Feeling a little more lively as the mid-day heat began to abate we eventually walked across the road and into the Temple of Rameses III. Now this is what I call a temple – it has long been one of my favourite monuments in the whole of Egypt and it always feels like an old dear friend. Fortunately we had come inside during a lull which often happens in the early afternoon and the temple was very quiet. We each set off in different directions, which meant that the couple of guards on duty quickly gave up trying to follow us and went off for their siesta. The small temple, the oldest building at Habu constructed by Hatshepsut was closed due to the ongoing work by Chicago House. I headed off towards the shrines of the God’s Wives. Only two of the original four chapels still remain, but on a lintel above a doorway there is an ‘appeal to the living’, in which the Divine Adoratrice Shepenwepet II asks that a prayer be said for the occupants of the chapels. The request concludes in a threat – that ‘as for those who do not utter these words, the Mistress of the West will cause them to be sick and their wives to be afflicted!‘ So I like to say a little silent prayer as I pass by, just in case.
I wandered around my favourite parts of the temple for a couple of hours and we all met up again in the hypostyle hall as the first of the coach parties could be seen coming through the huge pylon gate. It was time to leave.

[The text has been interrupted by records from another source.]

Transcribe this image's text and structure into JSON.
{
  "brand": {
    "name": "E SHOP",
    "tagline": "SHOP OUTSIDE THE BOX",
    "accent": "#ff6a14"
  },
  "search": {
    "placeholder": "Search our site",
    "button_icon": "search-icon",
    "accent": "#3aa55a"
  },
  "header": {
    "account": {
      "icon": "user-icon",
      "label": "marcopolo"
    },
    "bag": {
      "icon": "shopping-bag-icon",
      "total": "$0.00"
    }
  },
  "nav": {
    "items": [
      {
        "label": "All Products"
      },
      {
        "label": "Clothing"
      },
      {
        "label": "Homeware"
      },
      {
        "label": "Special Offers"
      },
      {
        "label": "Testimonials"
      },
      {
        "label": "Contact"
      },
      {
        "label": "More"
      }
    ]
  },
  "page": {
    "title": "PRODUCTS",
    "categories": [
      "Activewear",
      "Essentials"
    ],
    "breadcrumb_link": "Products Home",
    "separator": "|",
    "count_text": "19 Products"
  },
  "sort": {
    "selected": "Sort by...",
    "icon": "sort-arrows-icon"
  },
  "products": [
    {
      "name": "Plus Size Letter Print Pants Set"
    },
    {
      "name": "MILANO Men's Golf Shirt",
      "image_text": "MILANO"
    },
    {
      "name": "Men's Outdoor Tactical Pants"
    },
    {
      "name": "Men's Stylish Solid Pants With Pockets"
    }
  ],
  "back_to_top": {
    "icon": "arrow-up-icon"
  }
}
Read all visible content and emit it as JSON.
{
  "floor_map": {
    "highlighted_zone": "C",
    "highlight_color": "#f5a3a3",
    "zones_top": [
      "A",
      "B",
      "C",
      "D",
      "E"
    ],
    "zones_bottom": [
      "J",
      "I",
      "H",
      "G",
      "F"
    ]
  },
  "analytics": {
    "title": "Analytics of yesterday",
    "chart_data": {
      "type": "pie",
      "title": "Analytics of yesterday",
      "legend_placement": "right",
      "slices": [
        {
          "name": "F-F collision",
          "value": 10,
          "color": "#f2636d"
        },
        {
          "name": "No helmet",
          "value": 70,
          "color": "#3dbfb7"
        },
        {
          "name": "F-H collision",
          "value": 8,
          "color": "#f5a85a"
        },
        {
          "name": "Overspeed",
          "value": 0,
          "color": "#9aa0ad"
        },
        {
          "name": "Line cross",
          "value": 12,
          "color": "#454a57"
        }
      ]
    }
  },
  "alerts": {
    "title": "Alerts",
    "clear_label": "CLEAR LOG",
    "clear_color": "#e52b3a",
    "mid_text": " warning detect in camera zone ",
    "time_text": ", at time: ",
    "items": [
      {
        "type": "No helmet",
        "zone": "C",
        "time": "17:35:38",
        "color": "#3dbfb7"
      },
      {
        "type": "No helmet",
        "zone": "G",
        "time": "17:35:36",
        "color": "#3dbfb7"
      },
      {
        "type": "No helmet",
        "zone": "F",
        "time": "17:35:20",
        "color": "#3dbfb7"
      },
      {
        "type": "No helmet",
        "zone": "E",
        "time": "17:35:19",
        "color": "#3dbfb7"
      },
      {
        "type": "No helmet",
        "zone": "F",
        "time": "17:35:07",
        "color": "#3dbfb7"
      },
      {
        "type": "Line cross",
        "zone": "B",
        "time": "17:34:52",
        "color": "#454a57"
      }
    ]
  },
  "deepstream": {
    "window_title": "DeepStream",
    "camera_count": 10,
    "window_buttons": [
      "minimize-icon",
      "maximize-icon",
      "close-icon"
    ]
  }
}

The afternoon was drawing to a close and we all decided it would be nice to stay and have an early dinner in the Rameses Café where we could sit and watch the sun go down behind the Theban mountain, while the face of the temple gradually comes alive with the artificial lights playing over the walls as dusk falls.
Eventually we made our way back across the river on the ferry to Luxor. It was a beautiful evening.